| What needs to be done |
Return all of the data exactly, with nothing left out but the pictures.

※

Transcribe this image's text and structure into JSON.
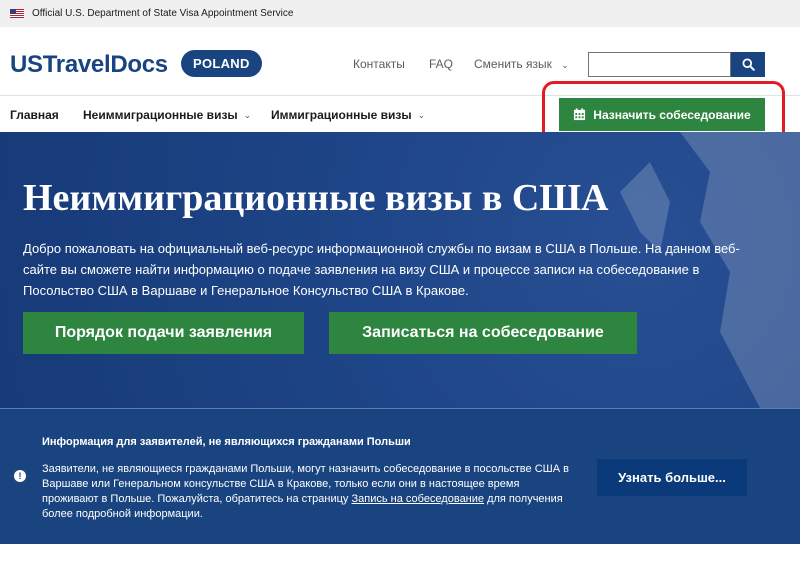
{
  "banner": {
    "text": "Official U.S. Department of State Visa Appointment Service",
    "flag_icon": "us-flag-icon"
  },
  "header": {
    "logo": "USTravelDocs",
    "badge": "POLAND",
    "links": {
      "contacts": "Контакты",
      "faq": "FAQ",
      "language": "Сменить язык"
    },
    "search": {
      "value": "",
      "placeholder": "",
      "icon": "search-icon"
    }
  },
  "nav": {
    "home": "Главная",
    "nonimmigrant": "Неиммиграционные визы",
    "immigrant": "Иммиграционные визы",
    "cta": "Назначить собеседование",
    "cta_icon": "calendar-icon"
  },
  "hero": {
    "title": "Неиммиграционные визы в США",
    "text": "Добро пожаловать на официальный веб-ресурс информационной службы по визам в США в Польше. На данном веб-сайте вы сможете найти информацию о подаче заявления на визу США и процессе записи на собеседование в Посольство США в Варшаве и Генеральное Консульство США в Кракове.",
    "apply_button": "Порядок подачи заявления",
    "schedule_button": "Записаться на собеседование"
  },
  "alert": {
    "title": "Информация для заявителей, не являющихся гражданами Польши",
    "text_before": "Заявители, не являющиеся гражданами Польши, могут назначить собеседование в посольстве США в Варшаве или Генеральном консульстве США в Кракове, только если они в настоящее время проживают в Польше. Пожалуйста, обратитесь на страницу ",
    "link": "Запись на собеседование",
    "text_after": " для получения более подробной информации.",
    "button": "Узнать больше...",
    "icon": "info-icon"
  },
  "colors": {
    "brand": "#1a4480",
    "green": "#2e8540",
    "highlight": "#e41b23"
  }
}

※

| Task result |
Transcribe this image's text and structure into JSON.
{
  "banner": {
    "text": "Official U.S. Department of State Visa Appointment Service",
    "flag_icon": "us-flag-icon"
  },
  "header": {
    "logo": "USTravelDocs",
    "badge": "POLAND",
    "links": {
      "contacts": "Контакты",
      "faq": "FAQ",
      "language": "Сменить язык"
    },
    "search": {
      "value": "",
      "placeholder": "",
      "icon": "search-icon"
    }
  },
  "nav": {
    "home": "Главная",
    "nonimmigrant": "Неиммиграционные визы",
    "immigrant": "Иммиграционные визы",
    "cta": "Назначить собеседование",
    "cta_icon": "calendar-icon"
  },
  "hero": {
    "title": "Неиммиграционные визы в США",
    "text": "Добро пожаловать на официальный веб-ресурс информационной службы по визам в США в Польше. На данном веб-сайте вы сможете найти информацию о подаче заявления на визу США и процессе записи на собеседование в Посольство США в Варшаве и Генеральное Консульство США в Кракове.",
    "apply_button": "Порядок подачи заявления",
    "schedule_button": "Записаться на собеседование"
  },
  "alert": {
    "title": "Информация для заявителей, не являющихся гражданами Польши",
    "text_before": "Заявители, не являющиеся гражданами Польши, могут назначить собеседование в посольстве США в Варшаве или Генеральном консульстве США в Кракове, только если они в настоящее время проживают в Польше. Пожалуйста, обратитесь на страницу ",
    "link": "Запись на собеседование",
    "text_after": " для получения более подробной информации.",
    "button": "Узнать больше...",
    "icon": "info-icon"
  },
  "colors": {
    "brand": "#1a4480",
    "green": "#2e8540",
    "highlight": "#e41b23"
  }
}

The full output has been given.